## TASK DESCRIPTION:
Restate the listing below word for word, and leave its pictures behind.

#### EXERCISE DATA ####

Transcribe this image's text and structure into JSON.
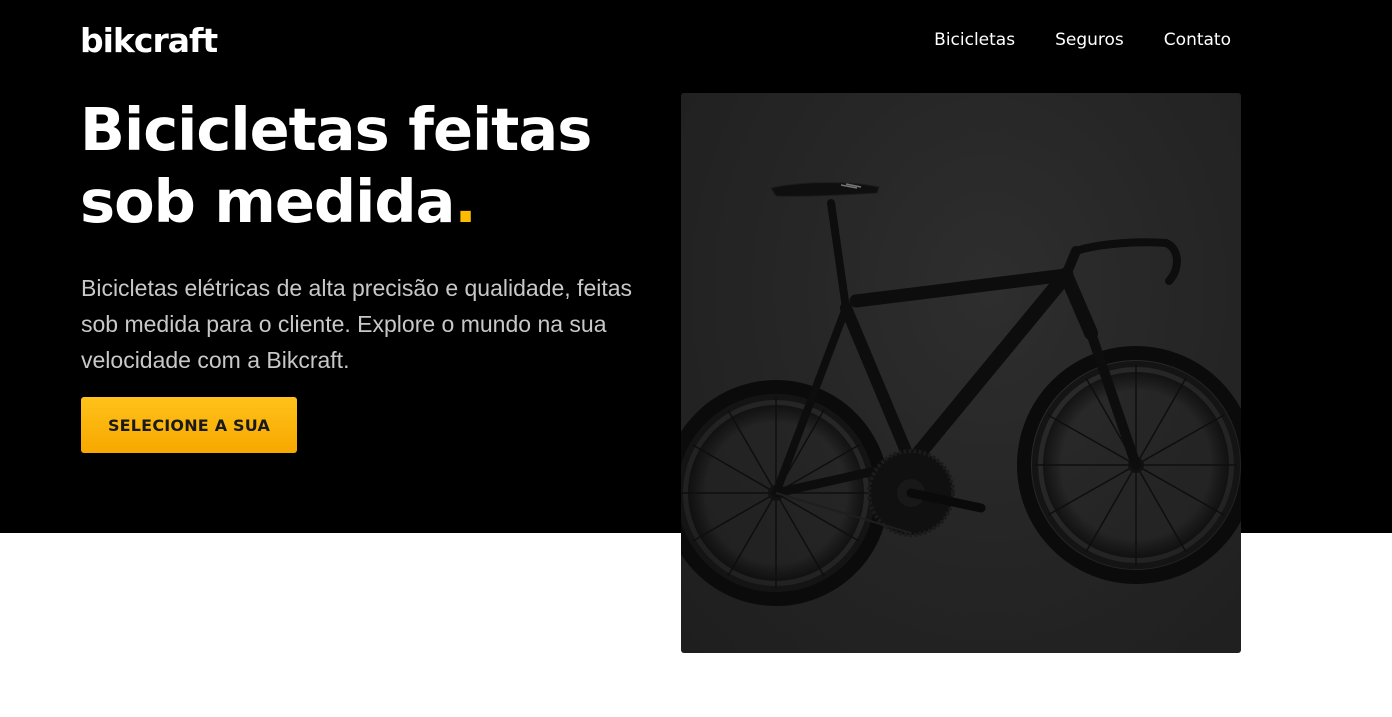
{
  "header": {
    "logo": "bikcraft",
    "nav": [
      {
        "label": "Bicicletas"
      },
      {
        "label": "Seguros"
      },
      {
        "label": "Contato"
      }
    ]
  },
  "hero": {
    "title_line1": "Bicicletas feitas",
    "title_line2": "sob medida",
    "title_dot": ".",
    "description": "Bicicletas elétricas de alta precisão e qualidade, feitas sob medida para o cliente. Explore o mundo na sua velocidade com a Bikcraft.",
    "cta_label": "SELECIONE A SUA"
  },
  "colors": {
    "accent": "#FFBB00",
    "hero_background": "#000000",
    "text_light": "#FFFFFF",
    "text_muted": "#C8C8C8"
  },
  "image": {
    "subject": "black road bicycle photo"
  }
}
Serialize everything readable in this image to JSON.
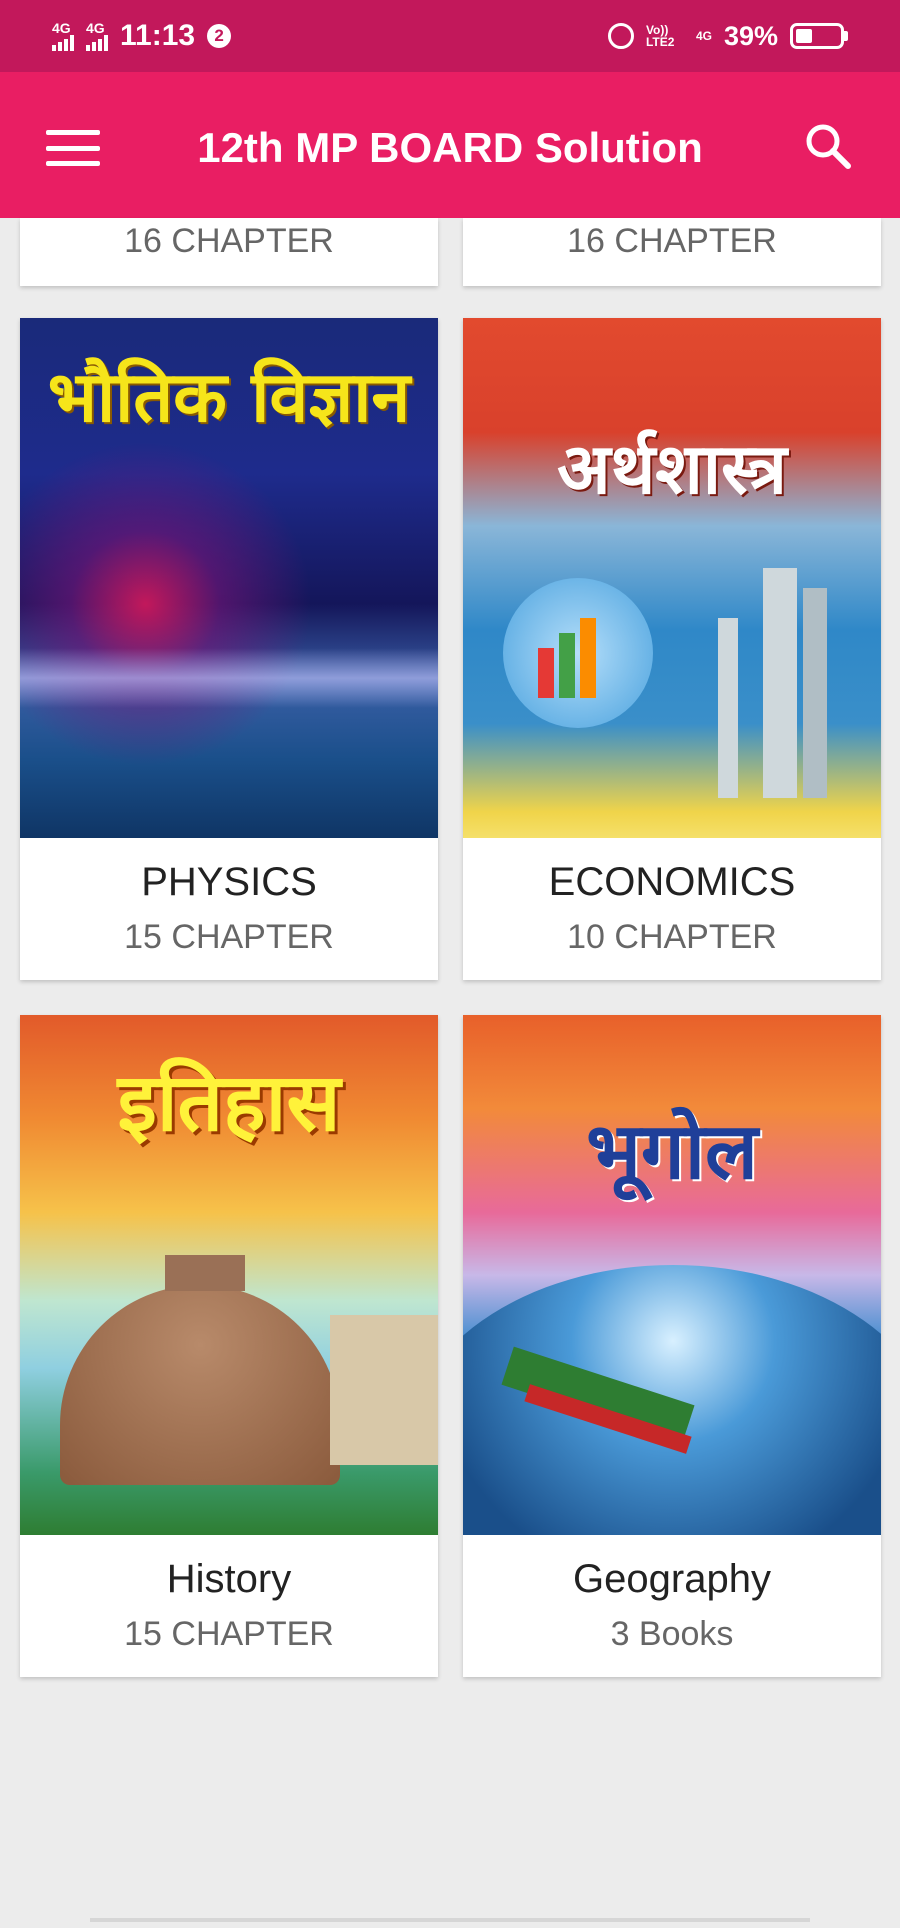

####

## THE ANSWER:
Transcribe this image's text and structure into JSON.
{
  "header": {
    "logo": "bikcraft",
    "nav": [
      {
        "label": "Bicicletas"
      },
      {
        "label": "Seguros"
      },
      {
        "label": "Contato"
      }
    ]
  },
  "hero": {
    "title_line1": "Bicicletas feitas",
    "title_line2": "sob medida",
    "title_dot": ".",
    "description": "Bicicletas elétricas de alta precisão e qualidade, feitas sob medida para o cliente. Explore o mundo na sua velocidade com a Bikcraft.",
    "cta_label": "SELECIONE A SUA"
  },
  "colors": {
    "accent": "#FFBB00",
    "hero_background": "#000000",
    "text_light": "#FFFFFF",
    "text_muted": "#C8C8C8"
  },
  "image": {
    "subject": "black road bicycle photo"
  }
}
Serialize everything readable in this image to JSON.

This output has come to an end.